Action item:
From the entries that follow, work out how many lines contain "Profile". Write the number only.

Listed records:
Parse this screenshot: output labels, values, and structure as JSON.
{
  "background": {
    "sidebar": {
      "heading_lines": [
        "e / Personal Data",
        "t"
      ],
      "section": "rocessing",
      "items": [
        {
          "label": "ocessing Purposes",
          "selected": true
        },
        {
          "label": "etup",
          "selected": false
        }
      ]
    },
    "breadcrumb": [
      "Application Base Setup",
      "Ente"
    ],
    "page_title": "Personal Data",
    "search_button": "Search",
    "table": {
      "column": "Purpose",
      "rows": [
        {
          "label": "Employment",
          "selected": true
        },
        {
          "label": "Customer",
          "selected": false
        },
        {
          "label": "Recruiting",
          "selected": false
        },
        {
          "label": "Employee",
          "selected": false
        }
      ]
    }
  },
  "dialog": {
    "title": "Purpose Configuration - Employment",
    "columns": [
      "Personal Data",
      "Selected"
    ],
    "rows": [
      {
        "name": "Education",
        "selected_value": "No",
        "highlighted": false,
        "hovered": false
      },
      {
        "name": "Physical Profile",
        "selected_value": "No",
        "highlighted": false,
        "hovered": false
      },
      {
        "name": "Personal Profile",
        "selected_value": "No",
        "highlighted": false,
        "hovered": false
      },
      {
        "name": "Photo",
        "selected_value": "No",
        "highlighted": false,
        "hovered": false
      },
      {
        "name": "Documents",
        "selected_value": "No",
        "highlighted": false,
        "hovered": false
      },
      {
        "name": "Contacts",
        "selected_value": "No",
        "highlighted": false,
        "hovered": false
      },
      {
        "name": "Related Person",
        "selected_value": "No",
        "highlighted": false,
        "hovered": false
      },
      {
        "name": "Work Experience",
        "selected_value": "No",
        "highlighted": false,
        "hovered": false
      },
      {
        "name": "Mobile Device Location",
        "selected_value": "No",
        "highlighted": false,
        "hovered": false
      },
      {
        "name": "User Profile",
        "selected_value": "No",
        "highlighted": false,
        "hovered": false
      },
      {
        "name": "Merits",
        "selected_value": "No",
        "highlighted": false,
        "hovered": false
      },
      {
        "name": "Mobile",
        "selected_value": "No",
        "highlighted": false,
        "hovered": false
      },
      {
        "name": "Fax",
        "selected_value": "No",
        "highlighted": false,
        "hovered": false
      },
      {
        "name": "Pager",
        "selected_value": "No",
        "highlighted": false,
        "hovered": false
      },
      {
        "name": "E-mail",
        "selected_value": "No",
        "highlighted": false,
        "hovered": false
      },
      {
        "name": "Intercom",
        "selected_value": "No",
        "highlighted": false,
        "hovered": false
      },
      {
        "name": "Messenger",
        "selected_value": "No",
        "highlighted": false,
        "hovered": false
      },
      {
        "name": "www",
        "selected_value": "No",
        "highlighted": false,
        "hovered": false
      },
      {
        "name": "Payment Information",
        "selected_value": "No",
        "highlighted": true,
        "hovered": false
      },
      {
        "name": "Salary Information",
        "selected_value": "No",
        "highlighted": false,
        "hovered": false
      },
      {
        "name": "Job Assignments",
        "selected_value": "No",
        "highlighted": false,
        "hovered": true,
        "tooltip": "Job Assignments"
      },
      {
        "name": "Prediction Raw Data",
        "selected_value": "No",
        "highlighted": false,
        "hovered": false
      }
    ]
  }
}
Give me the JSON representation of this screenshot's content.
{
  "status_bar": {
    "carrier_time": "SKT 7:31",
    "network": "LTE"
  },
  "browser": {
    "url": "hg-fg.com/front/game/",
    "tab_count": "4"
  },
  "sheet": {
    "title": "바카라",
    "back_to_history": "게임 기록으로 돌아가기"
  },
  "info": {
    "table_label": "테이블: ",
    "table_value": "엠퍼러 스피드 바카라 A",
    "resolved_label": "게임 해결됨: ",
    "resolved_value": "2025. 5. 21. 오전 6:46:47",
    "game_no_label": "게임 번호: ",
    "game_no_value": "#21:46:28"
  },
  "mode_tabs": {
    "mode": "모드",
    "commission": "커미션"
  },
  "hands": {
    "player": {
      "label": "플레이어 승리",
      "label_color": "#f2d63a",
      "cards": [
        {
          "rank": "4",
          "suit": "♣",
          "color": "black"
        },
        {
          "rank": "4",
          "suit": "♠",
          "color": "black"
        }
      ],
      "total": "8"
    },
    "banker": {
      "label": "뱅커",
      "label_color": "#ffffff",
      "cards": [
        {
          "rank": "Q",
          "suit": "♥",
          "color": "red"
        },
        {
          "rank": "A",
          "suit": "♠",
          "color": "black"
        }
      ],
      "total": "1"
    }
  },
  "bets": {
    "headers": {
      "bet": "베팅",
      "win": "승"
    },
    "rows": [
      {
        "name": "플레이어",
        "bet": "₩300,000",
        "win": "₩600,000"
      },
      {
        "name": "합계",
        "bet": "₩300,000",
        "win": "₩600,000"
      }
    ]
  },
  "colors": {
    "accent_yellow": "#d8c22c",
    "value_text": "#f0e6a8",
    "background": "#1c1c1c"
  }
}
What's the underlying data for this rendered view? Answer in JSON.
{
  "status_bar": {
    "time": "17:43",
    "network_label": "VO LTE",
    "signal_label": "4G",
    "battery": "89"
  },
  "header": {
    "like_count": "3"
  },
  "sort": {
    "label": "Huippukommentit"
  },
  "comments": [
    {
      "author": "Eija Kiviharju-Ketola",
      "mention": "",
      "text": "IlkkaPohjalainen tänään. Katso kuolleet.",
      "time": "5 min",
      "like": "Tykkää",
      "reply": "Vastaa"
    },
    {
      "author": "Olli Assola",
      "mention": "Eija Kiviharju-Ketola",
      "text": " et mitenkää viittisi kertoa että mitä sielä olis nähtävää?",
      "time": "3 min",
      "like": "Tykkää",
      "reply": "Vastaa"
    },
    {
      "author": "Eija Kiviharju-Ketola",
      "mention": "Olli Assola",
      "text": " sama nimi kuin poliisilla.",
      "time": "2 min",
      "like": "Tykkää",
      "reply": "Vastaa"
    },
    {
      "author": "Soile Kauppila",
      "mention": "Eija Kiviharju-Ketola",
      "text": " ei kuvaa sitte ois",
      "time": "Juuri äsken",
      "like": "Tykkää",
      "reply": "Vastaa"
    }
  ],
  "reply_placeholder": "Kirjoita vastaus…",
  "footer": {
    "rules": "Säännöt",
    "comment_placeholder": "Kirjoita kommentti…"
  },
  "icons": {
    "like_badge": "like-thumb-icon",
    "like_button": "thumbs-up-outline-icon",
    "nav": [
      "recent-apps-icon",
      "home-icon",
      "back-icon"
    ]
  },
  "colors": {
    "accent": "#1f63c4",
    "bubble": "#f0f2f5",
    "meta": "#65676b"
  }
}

Answer space:
3